(Data about app and page elements)
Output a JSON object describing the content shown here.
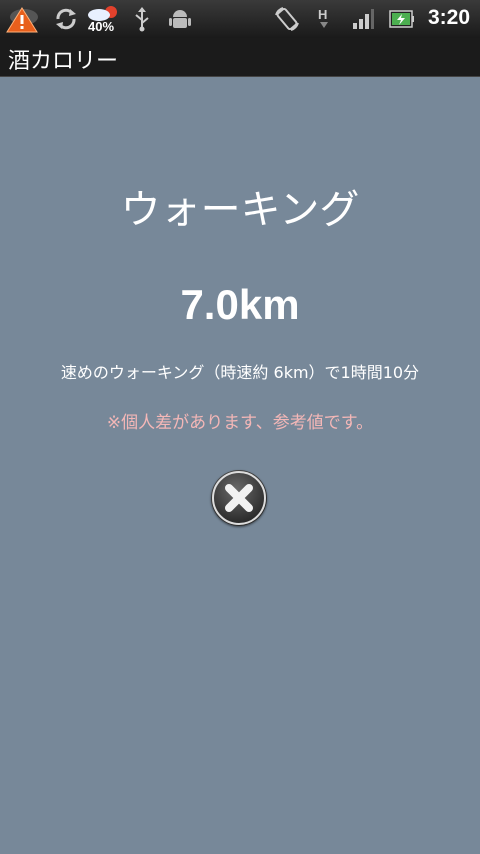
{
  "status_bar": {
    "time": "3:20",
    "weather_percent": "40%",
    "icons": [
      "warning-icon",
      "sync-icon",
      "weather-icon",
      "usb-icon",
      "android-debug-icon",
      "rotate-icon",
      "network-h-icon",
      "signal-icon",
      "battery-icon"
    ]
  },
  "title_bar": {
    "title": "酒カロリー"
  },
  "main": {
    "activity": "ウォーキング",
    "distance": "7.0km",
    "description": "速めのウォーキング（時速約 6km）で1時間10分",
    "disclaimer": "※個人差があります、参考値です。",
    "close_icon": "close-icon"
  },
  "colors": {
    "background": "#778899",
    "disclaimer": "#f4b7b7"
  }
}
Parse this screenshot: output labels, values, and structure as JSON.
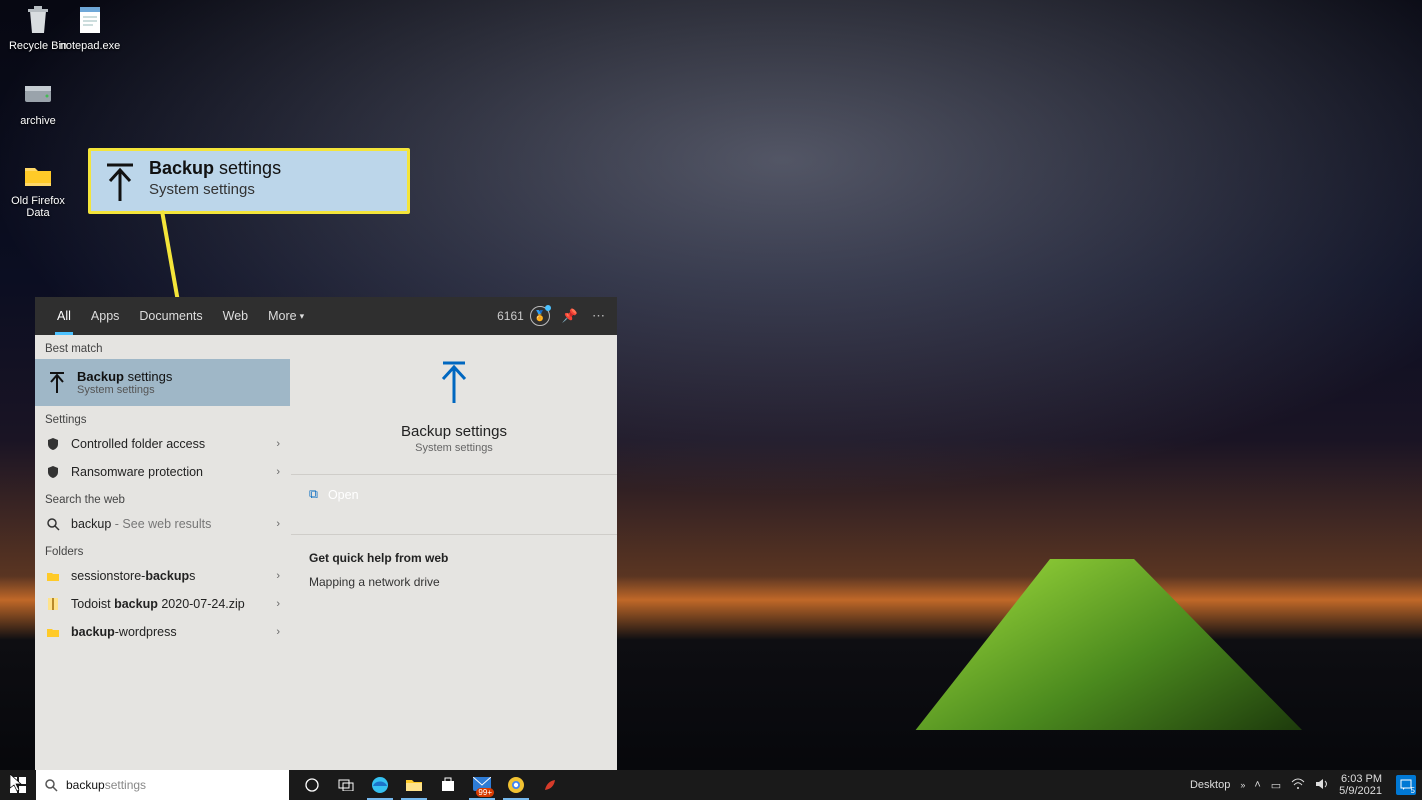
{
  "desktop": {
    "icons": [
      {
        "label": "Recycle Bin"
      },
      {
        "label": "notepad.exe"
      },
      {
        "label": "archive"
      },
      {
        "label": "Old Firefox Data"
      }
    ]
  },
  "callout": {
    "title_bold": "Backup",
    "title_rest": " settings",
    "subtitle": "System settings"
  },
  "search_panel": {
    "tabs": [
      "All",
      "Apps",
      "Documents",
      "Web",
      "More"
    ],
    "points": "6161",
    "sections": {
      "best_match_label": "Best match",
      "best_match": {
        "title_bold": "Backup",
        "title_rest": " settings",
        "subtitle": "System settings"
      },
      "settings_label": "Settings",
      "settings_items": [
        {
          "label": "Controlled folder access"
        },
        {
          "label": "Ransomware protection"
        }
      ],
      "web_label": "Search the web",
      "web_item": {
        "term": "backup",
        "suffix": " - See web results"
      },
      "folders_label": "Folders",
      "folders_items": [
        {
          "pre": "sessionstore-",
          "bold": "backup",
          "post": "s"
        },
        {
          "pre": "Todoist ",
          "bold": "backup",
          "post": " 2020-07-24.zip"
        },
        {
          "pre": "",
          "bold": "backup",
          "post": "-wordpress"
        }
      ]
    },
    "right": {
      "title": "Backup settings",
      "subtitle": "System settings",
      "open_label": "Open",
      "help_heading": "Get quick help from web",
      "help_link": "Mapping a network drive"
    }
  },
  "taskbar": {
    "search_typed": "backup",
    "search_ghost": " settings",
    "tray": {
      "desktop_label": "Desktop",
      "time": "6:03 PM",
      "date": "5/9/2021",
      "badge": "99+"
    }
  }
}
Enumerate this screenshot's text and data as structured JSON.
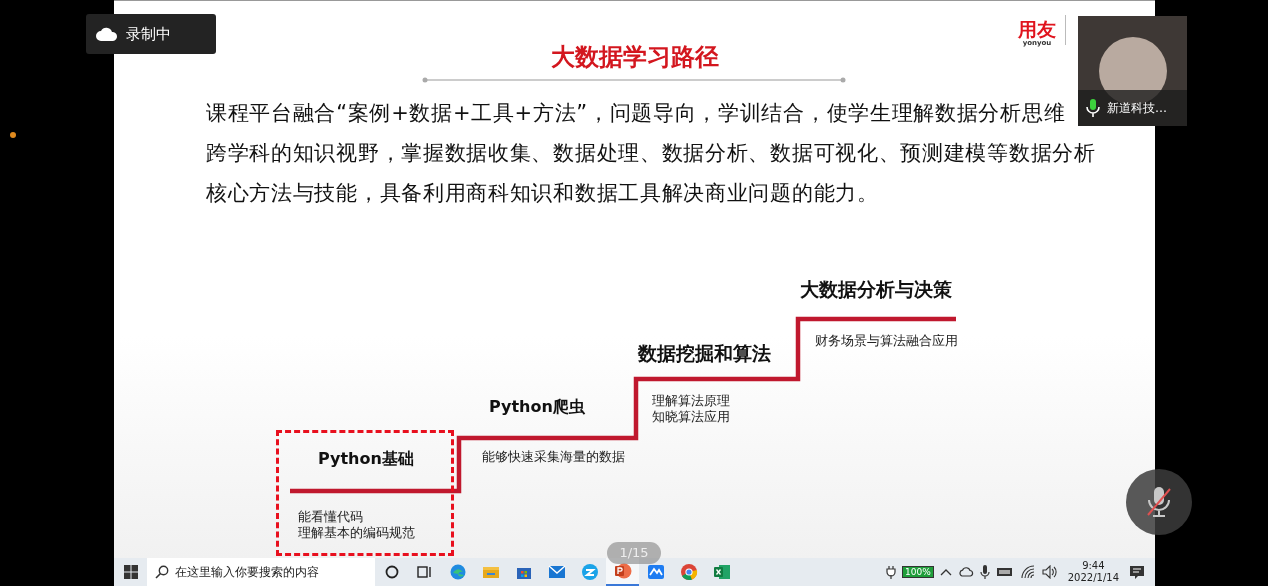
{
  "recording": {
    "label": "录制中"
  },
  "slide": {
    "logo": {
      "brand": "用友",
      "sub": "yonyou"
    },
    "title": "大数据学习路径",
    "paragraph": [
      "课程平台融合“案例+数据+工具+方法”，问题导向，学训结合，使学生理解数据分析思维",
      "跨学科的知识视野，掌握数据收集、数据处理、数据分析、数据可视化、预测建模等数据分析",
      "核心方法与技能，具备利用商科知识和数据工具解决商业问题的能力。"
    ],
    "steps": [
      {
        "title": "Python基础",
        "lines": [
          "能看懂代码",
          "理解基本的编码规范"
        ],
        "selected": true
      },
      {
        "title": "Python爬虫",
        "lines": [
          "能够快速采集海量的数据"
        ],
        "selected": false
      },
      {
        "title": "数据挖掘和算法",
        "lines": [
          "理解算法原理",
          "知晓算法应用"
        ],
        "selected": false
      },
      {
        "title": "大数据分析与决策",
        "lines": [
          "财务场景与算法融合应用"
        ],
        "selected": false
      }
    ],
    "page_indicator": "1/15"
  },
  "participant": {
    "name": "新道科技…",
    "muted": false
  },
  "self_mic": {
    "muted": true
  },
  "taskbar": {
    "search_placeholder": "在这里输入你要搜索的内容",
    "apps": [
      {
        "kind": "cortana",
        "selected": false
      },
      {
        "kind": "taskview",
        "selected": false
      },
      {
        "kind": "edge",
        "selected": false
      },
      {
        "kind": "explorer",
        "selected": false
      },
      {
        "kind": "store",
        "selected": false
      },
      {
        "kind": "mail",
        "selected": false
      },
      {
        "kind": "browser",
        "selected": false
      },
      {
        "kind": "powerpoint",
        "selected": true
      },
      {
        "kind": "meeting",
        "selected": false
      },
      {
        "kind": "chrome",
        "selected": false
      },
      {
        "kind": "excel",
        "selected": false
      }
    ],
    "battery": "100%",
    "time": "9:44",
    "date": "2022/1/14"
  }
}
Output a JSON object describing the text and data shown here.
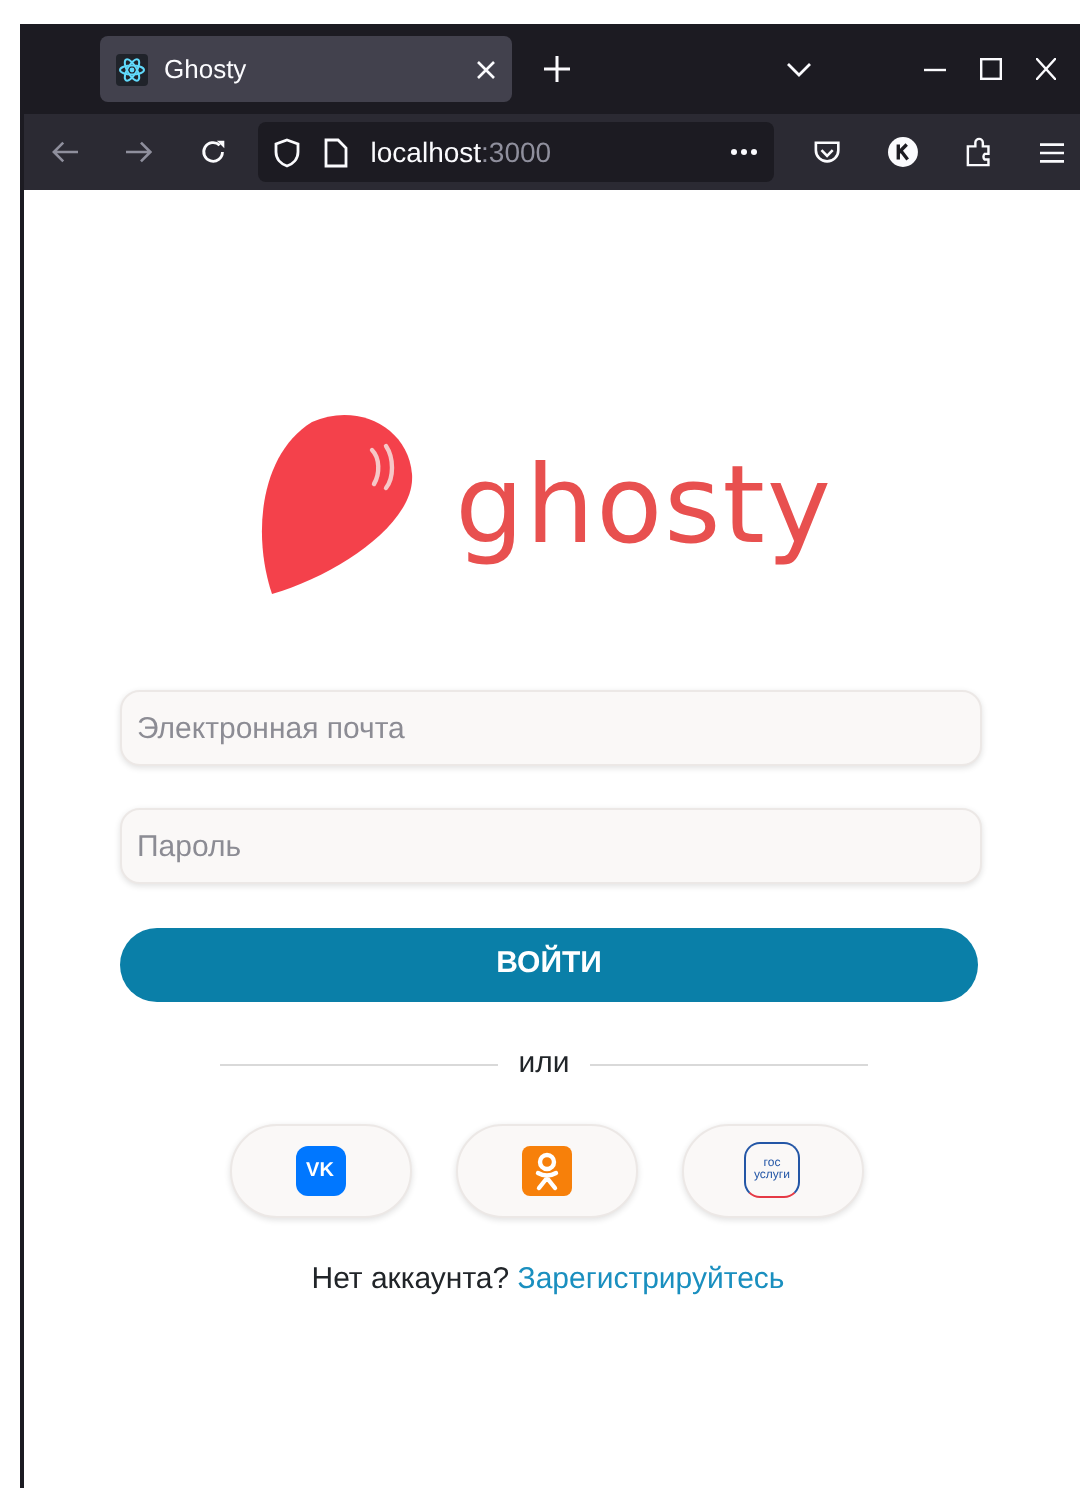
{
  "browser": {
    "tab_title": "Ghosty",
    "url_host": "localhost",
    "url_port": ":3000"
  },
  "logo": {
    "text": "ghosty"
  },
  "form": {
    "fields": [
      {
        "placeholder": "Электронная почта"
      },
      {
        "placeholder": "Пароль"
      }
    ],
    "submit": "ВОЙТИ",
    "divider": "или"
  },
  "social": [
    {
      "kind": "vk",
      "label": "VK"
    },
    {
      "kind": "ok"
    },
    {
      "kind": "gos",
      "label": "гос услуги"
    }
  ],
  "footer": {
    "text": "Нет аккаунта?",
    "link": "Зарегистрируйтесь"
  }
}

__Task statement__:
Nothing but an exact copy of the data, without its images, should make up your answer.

__Result for this exercise__:
Output a JSON object describing the content shown here.
{
  "status_bar": {
    "time": "3:20",
    "weather_percent": "40%",
    "icons": [
      "warning-icon",
      "sync-icon",
      "weather-icon",
      "usb-icon",
      "android-debug-icon",
      "rotate-icon",
      "network-h-icon",
      "signal-icon",
      "battery-icon"
    ]
  },
  "title_bar": {
    "title": "酒カロリー"
  },
  "main": {
    "activity": "ウォーキング",
    "distance": "7.0km",
    "description": "速めのウォーキング（時速約 6km）で1時間10分",
    "disclaimer": "※個人差があります、参考値です。",
    "close_icon": "close-icon"
  },
  "colors": {
    "background": "#778899",
    "disclaimer": "#f4b7b7"
  }
}
Parse this screenshot: output labels, values, and structure as JSON.
{
  "desktop": {
    "icons": [
      {
        "label": "Recycle Bin"
      },
      {
        "label": "notepad.exe"
      },
      {
        "label": "archive"
      },
      {
        "label": "Old Firefox Data"
      }
    ]
  },
  "callout": {
    "title_bold": "Backup",
    "title_rest": " settings",
    "subtitle": "System settings"
  },
  "search_panel": {
    "tabs": [
      "All",
      "Apps",
      "Documents",
      "Web",
      "More"
    ],
    "points": "6161",
    "sections": {
      "best_match_label": "Best match",
      "best_match": {
        "title_bold": "Backup",
        "title_rest": " settings",
        "subtitle": "System settings"
      },
      "settings_label": "Settings",
      "settings_items": [
        {
          "label": "Controlled folder access"
        },
        {
          "label": "Ransomware protection"
        }
      ],
      "web_label": "Search the web",
      "web_item": {
        "term": "backup",
        "suffix": " - See web results"
      },
      "folders_label": "Folders",
      "folders_items": [
        {
          "pre": "sessionstore-",
          "bold": "backup",
          "post": "s"
        },
        {
          "pre": "Todoist ",
          "bold": "backup",
          "post": " 2020-07-24.zip"
        },
        {
          "pre": "",
          "bold": "backup",
          "post": "-wordpress"
        }
      ]
    },
    "right": {
      "title": "Backup settings",
      "subtitle": "System settings",
      "open_label": "Open",
      "help_heading": "Get quick help from web",
      "help_link": "Mapping a network drive"
    }
  },
  "taskbar": {
    "search_typed": "backup",
    "search_ghost": " settings",
    "tray": {
      "desktop_label": "Desktop",
      "time": "6:03 PM",
      "date": "5/9/2021",
      "badge": "99+"
    }
  }
}
Enumerate this screenshot's text and data as structured JSON.
{
  "recording": {
    "label": "录制中"
  },
  "slide": {
    "logo": {
      "brand": "用友",
      "sub": "yonyou"
    },
    "title": "大数据学习路径",
    "paragraph": [
      "课程平台融合“案例+数据+工具+方法”，问题导向，学训结合，使学生理解数据分析思维",
      "跨学科的知识视野，掌握数据收集、数据处理、数据分析、数据可视化、预测建模等数据分析",
      "核心方法与技能，具备利用商科知识和数据工具解决商业问题的能力。"
    ],
    "steps": [
      {
        "title": "Python基础",
        "lines": [
          "能看懂代码",
          "理解基本的编码规范"
        ],
        "selected": true
      },
      {
        "title": "Python爬虫",
        "lines": [
          "能够快速采集海量的数据"
        ],
        "selected": false
      },
      {
        "title": "数据挖掘和算法",
        "lines": [
          "理解算法原理",
          "知晓算法应用"
        ],
        "selected": false
      },
      {
        "title": "大数据分析与决策",
        "lines": [
          "财务场景与算法融合应用"
        ],
        "selected": false
      }
    ],
    "page_indicator": "1/15"
  },
  "participant": {
    "name": "新道科技…",
    "muted": false
  },
  "self_mic": {
    "muted": true
  },
  "taskbar": {
    "search_placeholder": "在这里输入你要搜索的内容",
    "apps": [
      {
        "kind": "cortana",
        "selected": false
      },
      {
        "kind": "taskview",
        "selected": false
      },
      {
        "kind": "edge",
        "selected": false
      },
      {
        "kind": "explorer",
        "selected": false
      },
      {
        "kind": "store",
        "selected": false
      },
      {
        "kind": "mail",
        "selected": false
      },
      {
        "kind": "browser",
        "selected": false
      },
      {
        "kind": "powerpoint",
        "selected": true
      },
      {
        "kind": "meeting",
        "selected": false
      },
      {
        "kind": "chrome",
        "selected": false
      },
      {
        "kind": "excel",
        "selected": false
      }
    ],
    "battery": "100%",
    "time": "9:44",
    "date": "2022/1/14"
  }
}
Output a JSON object describing the text and data shown here.
{
  "browser": {
    "tab_title": "Ghosty",
    "url_host": "localhost",
    "url_port": ":3000"
  },
  "logo": {
    "text": "ghosty"
  },
  "form": {
    "fields": [
      {
        "placeholder": "Электронная почта"
      },
      {
        "placeholder": "Пароль"
      }
    ],
    "submit": "ВОЙТИ",
    "divider": "или"
  },
  "social": [
    {
      "kind": "vk",
      "label": "VK"
    },
    {
      "kind": "ok"
    },
    {
      "kind": "gos",
      "label": "гос услуги"
    }
  ],
  "footer": {
    "text": "Нет аккаунта?",
    "link": "Зарегистрируйтесь"
  }
}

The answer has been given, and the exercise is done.